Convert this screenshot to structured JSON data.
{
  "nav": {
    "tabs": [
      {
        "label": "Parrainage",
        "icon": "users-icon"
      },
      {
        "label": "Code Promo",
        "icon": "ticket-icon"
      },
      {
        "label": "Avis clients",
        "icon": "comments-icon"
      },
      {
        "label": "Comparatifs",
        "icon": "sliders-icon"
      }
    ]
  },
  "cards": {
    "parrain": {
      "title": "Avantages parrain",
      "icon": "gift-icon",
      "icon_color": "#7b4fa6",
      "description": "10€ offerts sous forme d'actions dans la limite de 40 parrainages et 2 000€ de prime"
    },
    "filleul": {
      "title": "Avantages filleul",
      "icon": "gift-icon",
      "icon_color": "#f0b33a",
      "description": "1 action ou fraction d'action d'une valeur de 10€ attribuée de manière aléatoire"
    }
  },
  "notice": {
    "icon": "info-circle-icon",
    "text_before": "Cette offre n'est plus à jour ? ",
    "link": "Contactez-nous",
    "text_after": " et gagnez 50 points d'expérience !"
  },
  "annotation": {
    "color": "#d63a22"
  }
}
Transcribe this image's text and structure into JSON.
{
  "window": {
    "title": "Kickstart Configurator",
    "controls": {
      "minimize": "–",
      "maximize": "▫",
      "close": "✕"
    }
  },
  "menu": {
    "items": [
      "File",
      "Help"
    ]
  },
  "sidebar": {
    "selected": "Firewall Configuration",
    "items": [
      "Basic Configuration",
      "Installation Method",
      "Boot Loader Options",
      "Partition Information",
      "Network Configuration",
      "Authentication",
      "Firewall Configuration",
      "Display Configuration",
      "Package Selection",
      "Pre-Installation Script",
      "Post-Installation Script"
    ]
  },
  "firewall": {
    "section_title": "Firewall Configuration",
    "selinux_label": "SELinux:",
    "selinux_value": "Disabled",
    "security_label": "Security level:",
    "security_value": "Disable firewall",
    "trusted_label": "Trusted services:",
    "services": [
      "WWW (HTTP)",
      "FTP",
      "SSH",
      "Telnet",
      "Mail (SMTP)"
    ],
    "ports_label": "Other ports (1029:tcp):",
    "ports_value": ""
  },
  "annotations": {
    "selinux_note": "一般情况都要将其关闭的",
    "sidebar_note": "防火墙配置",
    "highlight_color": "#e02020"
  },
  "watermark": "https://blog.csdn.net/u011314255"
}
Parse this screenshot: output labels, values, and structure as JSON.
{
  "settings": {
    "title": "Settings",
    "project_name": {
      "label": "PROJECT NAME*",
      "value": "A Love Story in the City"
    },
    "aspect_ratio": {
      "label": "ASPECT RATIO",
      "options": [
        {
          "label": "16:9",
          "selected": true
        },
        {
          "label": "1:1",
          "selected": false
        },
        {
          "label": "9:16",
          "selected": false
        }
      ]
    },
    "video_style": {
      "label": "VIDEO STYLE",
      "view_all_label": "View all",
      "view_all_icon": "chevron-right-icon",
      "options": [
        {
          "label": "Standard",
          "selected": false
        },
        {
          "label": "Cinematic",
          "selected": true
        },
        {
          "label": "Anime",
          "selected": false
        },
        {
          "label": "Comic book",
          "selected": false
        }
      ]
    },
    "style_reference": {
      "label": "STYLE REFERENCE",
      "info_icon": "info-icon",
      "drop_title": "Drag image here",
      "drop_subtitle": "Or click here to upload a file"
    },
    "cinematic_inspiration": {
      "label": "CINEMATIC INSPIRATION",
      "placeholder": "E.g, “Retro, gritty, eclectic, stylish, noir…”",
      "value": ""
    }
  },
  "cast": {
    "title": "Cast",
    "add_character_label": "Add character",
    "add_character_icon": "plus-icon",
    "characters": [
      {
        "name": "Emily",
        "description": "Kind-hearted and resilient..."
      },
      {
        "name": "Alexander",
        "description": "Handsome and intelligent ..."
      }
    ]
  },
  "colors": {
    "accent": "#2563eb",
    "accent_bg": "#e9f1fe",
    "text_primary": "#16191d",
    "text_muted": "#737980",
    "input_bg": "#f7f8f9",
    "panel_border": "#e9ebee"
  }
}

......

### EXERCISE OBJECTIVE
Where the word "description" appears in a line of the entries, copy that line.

### EXERCISE ANSWER
      "description": "10€ offerts sous forme d'actions dans la limite de 40 parrainages et 2 000€ de prime"
      "description": "1 action ou fraction d'action d'une valeur de 10€ attribuée de manière aléatoire"
        "description": "Kind-hearted and resilient..."
        "description": "Handsome and intelligent ..."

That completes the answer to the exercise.